*Action item*.
Below are records; count the lines among them that include the string "XXXXXX", and state only the number.

*Exercise inputs*.
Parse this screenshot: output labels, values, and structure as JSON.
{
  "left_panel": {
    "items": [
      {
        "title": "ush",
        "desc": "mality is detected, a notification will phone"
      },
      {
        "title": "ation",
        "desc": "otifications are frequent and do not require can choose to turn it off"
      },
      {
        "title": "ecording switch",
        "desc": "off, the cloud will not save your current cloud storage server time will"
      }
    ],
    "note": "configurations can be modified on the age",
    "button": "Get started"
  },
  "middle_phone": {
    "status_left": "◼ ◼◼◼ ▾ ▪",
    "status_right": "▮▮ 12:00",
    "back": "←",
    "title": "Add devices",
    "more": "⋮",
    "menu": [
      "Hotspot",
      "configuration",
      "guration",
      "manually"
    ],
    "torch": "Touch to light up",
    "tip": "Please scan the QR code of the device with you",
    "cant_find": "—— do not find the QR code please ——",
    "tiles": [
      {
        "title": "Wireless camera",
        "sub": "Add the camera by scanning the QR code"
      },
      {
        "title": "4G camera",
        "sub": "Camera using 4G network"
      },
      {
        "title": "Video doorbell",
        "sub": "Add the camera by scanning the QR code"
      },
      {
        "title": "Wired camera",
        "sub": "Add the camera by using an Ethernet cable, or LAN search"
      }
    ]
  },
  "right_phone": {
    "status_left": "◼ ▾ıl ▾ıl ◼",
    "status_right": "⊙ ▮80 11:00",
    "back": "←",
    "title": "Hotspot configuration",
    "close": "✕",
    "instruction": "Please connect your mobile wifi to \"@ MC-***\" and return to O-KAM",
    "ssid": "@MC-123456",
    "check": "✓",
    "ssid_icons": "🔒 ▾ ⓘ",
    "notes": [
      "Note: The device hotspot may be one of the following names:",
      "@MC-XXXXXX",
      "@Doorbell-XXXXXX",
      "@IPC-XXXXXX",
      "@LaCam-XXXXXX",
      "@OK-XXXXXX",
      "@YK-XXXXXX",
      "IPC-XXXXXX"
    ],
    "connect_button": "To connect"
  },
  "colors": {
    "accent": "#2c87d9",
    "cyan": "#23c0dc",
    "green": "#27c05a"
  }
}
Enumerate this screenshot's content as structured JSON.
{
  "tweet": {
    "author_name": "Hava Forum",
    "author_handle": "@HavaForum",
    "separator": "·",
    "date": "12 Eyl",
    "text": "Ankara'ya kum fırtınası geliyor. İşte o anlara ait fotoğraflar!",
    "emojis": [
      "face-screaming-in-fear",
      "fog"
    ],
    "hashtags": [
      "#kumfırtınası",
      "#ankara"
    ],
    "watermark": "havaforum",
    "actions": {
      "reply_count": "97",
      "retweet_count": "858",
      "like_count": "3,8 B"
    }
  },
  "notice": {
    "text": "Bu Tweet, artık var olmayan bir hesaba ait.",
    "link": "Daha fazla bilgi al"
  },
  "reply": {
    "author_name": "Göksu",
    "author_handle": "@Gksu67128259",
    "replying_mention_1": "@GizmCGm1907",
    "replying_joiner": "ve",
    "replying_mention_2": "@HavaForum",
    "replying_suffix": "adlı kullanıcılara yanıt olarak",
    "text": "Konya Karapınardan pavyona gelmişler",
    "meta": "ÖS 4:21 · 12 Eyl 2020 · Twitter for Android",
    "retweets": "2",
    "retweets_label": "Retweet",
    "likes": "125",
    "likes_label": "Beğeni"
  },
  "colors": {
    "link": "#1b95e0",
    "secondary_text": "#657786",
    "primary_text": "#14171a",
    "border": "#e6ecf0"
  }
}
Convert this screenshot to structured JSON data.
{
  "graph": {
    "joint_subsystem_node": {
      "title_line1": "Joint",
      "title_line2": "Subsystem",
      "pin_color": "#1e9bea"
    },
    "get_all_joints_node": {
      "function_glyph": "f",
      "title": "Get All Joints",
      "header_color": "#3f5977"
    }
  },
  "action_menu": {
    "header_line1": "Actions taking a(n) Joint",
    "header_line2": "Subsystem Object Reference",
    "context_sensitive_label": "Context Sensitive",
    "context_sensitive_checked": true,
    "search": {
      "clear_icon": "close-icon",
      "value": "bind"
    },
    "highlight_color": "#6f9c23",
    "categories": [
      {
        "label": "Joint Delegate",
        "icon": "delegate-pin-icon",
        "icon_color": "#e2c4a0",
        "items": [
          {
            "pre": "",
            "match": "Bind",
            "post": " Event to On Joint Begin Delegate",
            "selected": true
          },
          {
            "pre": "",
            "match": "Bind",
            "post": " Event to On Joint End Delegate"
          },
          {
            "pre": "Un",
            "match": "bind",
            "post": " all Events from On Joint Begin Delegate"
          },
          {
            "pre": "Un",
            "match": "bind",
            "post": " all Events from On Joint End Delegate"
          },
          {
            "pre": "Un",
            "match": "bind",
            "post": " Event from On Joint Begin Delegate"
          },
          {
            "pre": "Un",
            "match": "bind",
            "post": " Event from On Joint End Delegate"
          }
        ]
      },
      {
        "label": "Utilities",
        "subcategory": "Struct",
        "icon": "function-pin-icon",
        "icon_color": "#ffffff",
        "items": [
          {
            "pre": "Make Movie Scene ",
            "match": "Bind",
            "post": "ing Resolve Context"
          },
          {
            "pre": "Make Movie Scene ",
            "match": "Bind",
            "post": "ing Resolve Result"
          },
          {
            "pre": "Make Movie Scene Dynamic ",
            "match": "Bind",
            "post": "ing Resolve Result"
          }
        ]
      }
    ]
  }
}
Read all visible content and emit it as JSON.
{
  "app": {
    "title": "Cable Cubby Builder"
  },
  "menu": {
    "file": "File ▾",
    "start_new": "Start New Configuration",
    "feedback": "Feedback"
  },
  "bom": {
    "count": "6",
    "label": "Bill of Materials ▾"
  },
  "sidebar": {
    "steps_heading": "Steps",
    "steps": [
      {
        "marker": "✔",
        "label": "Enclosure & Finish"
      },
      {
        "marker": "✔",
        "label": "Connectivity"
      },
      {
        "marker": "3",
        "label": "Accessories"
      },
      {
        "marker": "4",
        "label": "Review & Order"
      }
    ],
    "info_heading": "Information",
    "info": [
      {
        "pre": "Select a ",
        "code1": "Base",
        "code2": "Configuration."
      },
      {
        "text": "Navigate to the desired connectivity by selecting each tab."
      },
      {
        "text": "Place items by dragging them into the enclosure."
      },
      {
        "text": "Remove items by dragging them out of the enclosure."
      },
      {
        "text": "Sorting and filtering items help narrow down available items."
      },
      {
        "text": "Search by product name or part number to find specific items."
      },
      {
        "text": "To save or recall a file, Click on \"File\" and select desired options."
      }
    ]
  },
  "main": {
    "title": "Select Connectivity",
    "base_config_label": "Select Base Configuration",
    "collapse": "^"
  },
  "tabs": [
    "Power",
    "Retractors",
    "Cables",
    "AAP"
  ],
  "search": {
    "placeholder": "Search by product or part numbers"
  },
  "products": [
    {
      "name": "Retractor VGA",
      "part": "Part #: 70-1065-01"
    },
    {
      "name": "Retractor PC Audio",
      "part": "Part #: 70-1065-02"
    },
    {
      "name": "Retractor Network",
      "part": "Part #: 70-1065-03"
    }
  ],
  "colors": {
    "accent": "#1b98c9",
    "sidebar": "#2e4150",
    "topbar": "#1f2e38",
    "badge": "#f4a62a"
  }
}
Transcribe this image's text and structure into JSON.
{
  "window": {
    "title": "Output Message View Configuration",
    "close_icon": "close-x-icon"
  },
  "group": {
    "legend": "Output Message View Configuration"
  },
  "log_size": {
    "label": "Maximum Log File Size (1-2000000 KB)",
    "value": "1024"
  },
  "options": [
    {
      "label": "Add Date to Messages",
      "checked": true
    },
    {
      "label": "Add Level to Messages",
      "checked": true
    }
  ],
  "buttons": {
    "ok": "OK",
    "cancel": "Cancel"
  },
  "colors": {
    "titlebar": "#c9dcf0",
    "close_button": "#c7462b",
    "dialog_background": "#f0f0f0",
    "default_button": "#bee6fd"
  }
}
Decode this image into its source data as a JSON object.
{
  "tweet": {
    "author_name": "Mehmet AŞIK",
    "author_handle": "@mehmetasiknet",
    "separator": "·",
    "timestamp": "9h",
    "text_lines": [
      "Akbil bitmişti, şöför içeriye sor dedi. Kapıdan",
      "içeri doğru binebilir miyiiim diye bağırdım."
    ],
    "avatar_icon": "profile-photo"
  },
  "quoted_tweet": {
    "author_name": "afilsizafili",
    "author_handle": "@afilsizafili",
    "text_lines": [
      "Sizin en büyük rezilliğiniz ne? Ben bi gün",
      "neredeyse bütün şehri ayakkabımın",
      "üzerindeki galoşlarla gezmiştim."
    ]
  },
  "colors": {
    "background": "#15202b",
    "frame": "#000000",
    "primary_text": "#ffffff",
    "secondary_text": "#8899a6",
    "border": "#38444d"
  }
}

*Result*.
7